DATA FOR THIS EXERCISE -
= = = =
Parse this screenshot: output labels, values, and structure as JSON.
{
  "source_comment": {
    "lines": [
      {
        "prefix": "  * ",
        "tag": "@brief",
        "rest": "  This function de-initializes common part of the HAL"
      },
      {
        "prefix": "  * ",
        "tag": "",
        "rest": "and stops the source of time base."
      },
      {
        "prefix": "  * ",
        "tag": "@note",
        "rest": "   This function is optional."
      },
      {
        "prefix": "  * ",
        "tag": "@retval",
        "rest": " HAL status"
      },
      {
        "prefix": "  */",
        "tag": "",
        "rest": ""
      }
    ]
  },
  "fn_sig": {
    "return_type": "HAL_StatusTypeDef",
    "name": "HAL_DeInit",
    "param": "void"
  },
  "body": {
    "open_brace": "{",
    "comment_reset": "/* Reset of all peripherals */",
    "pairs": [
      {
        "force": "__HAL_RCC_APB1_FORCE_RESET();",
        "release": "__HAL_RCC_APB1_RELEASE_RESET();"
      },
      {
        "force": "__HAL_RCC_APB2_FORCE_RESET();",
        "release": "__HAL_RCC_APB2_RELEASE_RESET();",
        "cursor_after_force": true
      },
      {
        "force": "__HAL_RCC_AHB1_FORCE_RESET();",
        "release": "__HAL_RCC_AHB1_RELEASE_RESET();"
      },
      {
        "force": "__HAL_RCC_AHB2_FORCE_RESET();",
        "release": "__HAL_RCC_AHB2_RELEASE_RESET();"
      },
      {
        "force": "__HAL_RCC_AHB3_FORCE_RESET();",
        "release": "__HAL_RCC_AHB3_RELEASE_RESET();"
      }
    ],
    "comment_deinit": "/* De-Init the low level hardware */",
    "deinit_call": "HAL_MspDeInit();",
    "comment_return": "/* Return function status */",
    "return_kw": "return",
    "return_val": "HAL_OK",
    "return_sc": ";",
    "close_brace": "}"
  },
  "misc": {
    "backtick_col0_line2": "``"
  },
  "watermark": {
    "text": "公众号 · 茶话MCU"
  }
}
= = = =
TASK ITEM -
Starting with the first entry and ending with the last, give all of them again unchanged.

WORKED SOLUTION -
Parse this screenshot: output labels, values, and structure as JSON.
{
  "source_comment": {
    "lines": [
      {
        "prefix": "  * ",
        "tag": "@brief",
        "rest": "  This function de-initializes common part of the HAL"
      },
      {
        "prefix": "  * ",
        "tag": "",
        "rest": "and stops the source of time base."
      },
      {
        "prefix": "  * ",
        "tag": "@note",
        "rest": "   This function is optional."
      },
      {
        "prefix": "  * ",
        "tag": "@retval",
        "rest": " HAL status"
      },
      {
        "prefix": "  */",
        "tag": "",
        "rest": ""
      }
    ]
  },
  "fn_sig": {
    "return_type": "HAL_StatusTypeDef",
    "name": "HAL_DeInit",
    "param": "void"
  },
  "body": {
    "open_brace": "{",
    "comment_reset": "/* Reset of all peripherals */",
    "pairs": [
      {
        "force": "__HAL_RCC_APB1_FORCE_RESET();",
        "release": "__HAL_RCC_APB1_RELEASE_RESET();"
      },
      {
        "force": "__HAL_RCC_APB2_FORCE_RESET();",
        "release": "__HAL_RCC_APB2_RELEASE_RESET();",
        "cursor_after_force": true
      },
      {
        "force": "__HAL_RCC_AHB1_FORCE_RESET();",
        "release": "__HAL_RCC_AHB1_RELEASE_RESET();"
      },
      {
        "force": "__HAL_RCC_AHB2_FORCE_RESET();",
        "release": "__HAL_RCC_AHB2_RELEASE_RESET();"
      },
      {
        "force": "__HAL_RCC_AHB3_FORCE_RESET();",
        "release": "__HAL_RCC_AHB3_RELEASE_RESET();"
      }
    ],
    "comment_deinit": "/* De-Init the low level hardware */",
    "deinit_call": "HAL_MspDeInit();",
    "comment_return": "/* Return function status */",
    "return_kw": "return",
    "return_val": "HAL_OK",
    "return_sc": ";",
    "close_brace": "}"
  },
  "misc": {
    "backtick_col0_line2": "``"
  },
  "watermark": {
    "text": "公众号 · 茶话MCU"
  }
}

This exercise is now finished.